(Items from an interface collection)
* * *

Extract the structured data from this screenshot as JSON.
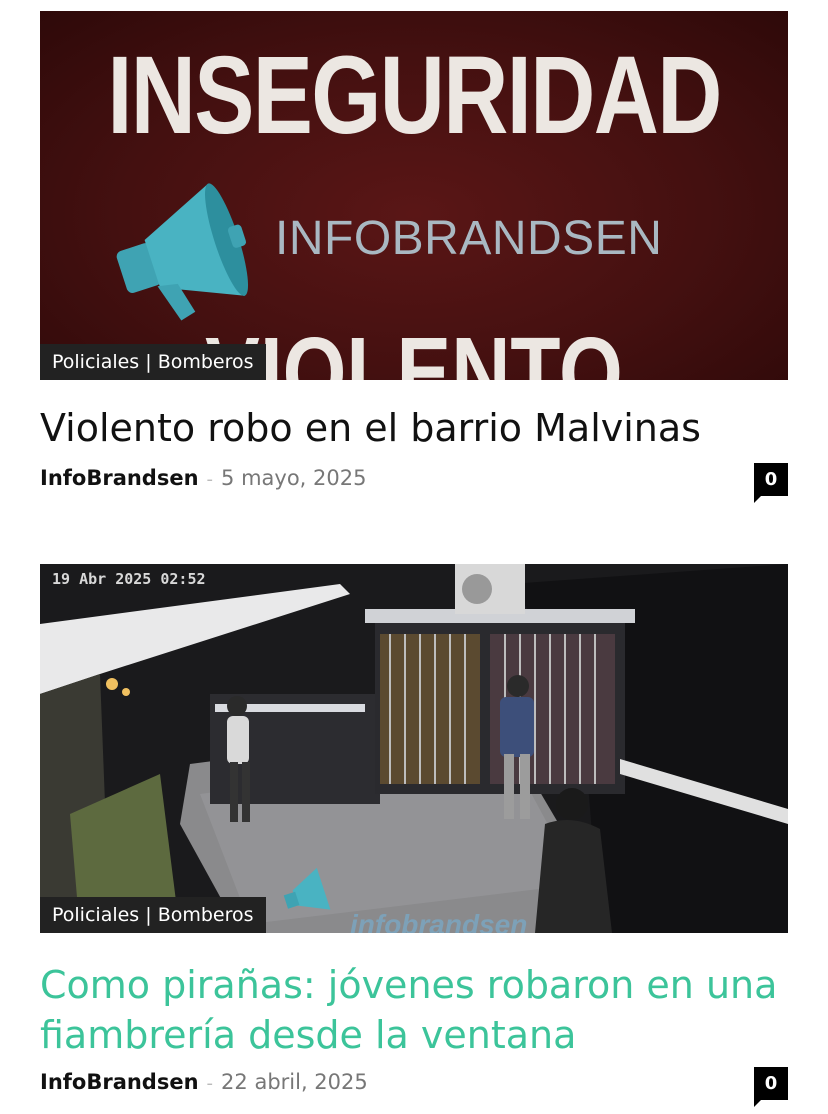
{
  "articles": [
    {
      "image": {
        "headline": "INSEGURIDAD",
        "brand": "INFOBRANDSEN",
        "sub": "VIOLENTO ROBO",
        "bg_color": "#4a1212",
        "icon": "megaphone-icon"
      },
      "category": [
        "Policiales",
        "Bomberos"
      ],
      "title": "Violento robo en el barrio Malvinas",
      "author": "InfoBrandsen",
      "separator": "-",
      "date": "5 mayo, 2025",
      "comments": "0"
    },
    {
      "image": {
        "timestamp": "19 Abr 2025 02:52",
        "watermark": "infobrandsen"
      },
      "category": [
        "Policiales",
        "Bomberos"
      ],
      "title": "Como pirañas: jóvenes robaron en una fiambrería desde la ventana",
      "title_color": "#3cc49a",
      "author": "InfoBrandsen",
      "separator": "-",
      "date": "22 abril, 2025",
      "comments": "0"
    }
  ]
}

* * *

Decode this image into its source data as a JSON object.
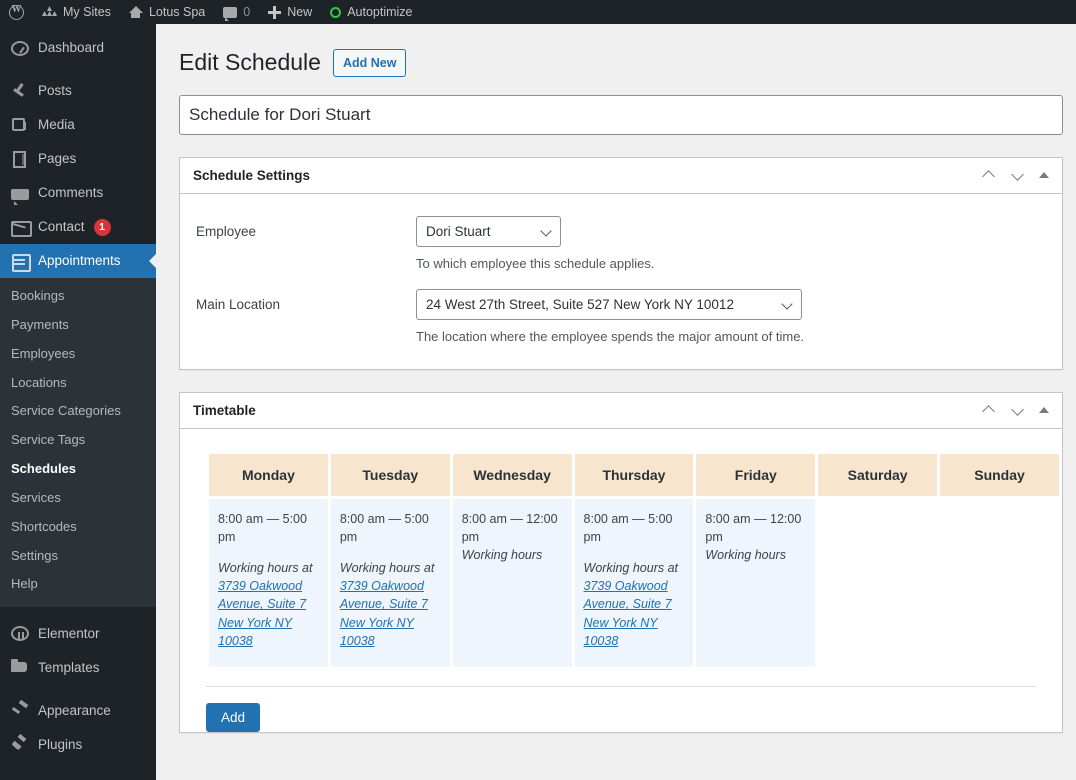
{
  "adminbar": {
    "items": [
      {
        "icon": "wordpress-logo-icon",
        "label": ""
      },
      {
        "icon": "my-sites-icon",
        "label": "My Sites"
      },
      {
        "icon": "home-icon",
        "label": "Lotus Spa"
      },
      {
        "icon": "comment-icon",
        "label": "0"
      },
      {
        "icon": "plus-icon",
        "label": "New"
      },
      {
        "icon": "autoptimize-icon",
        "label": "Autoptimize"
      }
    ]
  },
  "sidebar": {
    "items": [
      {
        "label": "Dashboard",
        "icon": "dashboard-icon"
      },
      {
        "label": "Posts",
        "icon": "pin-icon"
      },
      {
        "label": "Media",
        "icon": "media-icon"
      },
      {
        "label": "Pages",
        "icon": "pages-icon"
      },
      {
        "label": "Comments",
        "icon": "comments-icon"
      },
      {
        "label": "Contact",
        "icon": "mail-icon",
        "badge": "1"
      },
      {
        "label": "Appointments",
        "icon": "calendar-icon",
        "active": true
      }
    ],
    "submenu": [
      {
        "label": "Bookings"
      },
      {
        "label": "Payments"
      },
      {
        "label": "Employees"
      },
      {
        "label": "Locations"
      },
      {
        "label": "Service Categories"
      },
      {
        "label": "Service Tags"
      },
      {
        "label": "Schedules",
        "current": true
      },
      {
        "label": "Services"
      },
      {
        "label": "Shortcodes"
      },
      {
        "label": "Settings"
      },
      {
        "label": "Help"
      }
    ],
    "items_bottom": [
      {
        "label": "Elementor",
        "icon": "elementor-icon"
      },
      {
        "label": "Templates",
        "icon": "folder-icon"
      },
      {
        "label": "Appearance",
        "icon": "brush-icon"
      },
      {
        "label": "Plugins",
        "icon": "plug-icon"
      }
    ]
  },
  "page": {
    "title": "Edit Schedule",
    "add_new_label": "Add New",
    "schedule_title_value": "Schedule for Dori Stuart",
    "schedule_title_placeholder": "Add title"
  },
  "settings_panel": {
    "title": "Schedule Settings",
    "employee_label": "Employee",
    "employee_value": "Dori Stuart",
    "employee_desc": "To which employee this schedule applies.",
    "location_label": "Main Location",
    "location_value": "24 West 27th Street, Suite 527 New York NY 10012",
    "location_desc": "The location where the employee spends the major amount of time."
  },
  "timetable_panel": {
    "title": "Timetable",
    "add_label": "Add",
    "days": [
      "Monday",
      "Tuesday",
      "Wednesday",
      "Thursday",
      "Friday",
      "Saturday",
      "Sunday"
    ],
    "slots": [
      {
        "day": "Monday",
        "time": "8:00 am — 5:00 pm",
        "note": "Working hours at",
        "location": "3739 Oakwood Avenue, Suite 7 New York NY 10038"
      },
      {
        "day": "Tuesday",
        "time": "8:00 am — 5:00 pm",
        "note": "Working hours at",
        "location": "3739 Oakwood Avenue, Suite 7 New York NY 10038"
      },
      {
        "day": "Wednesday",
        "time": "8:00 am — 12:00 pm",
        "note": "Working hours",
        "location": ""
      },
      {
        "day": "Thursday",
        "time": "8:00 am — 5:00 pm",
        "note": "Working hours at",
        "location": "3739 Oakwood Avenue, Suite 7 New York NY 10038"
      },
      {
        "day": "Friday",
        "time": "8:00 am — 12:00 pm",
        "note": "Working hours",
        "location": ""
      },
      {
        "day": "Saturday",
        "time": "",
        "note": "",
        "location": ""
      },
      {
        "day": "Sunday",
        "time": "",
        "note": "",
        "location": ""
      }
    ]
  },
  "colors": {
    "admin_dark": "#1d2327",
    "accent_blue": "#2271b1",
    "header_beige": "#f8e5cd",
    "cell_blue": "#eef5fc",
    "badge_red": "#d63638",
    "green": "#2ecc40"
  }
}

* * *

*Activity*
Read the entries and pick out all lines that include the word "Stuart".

*Answer for the task*
    "schedule_title_value": "Schedule for Dori Stuart",
    "employee_value": "Dori Stuart",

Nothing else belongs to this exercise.